Top of Records for processing

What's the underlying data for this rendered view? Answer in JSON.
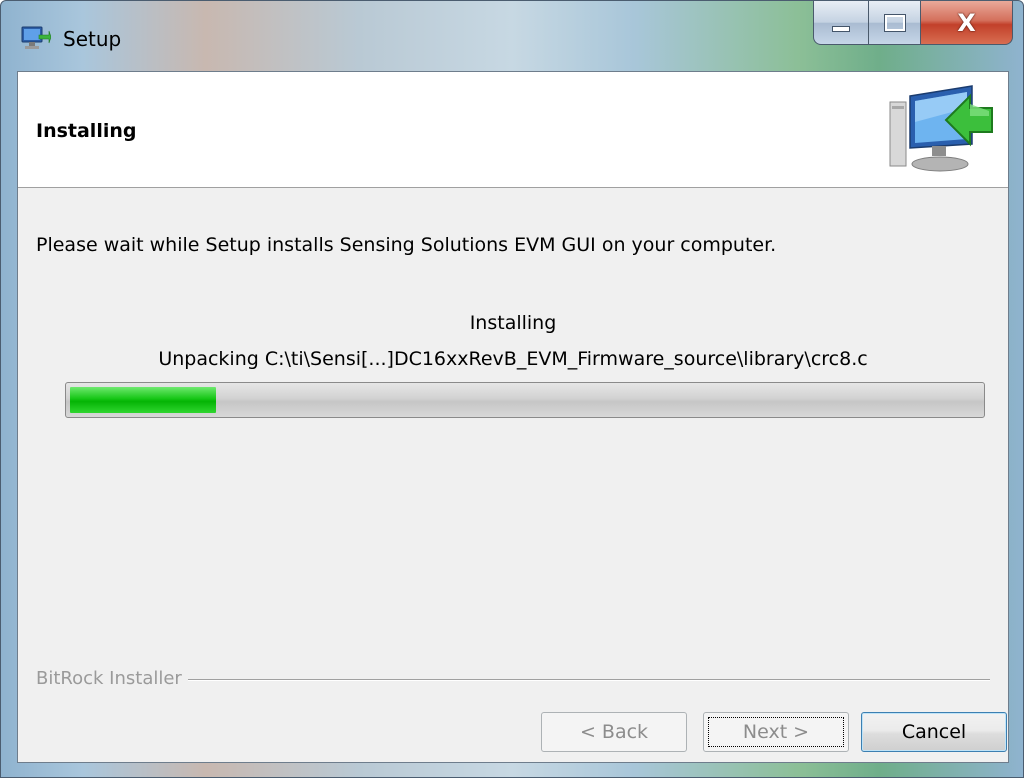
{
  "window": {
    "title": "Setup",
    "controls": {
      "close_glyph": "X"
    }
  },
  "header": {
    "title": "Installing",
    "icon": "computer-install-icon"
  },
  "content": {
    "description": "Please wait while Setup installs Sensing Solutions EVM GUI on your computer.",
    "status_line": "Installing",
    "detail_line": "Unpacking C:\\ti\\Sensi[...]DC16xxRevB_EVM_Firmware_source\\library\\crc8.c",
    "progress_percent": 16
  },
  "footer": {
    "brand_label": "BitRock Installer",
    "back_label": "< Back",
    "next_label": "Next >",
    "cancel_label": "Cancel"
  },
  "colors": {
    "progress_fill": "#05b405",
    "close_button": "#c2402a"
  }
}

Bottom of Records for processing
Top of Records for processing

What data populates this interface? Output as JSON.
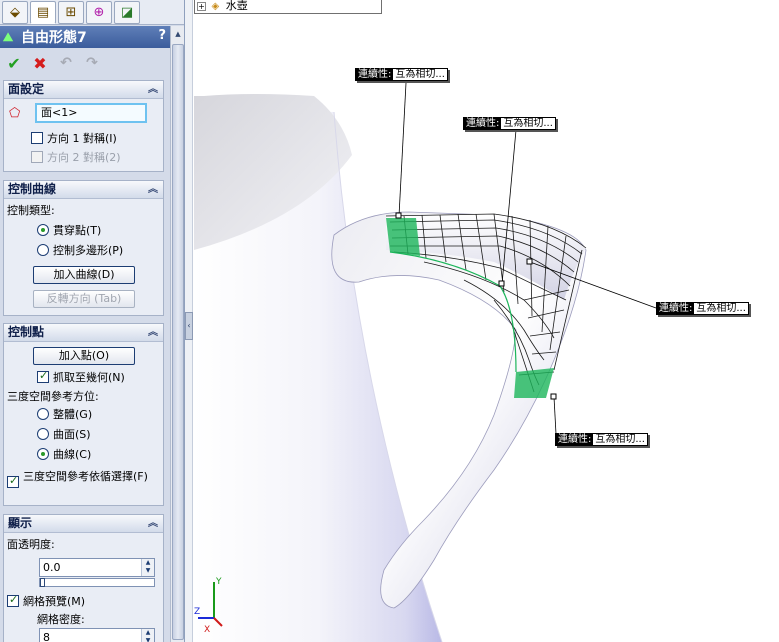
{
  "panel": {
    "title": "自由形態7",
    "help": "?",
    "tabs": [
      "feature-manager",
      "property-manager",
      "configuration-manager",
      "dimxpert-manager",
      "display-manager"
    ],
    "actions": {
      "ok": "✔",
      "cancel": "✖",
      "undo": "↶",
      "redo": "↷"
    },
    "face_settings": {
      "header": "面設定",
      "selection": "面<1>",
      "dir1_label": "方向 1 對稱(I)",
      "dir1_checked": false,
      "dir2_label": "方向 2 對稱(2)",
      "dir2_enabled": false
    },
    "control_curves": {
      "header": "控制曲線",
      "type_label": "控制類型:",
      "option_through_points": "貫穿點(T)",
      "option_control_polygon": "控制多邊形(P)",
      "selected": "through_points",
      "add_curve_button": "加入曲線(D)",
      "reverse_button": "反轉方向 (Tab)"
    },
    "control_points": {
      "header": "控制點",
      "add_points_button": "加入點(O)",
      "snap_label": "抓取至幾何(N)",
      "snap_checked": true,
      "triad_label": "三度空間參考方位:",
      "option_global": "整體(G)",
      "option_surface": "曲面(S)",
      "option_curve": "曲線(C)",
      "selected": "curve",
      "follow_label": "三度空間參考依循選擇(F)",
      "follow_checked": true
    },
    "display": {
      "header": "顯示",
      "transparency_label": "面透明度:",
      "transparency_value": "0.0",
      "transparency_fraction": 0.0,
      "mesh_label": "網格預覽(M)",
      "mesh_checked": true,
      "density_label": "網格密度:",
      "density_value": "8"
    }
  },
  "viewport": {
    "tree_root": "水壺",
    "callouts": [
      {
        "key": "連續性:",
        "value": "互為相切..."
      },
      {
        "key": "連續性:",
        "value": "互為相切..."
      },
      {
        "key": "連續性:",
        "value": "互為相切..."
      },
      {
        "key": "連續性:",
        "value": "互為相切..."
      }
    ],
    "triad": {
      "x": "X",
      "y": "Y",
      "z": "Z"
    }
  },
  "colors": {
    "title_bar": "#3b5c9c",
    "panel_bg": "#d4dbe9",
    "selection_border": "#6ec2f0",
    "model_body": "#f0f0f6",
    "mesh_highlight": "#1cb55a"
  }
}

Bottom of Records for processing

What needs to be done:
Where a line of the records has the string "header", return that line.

Solution to this task:
  "header": {
      "header": "面設定",
      "header": "控制曲線",
      "header": "控制點",
      "header": "顯示",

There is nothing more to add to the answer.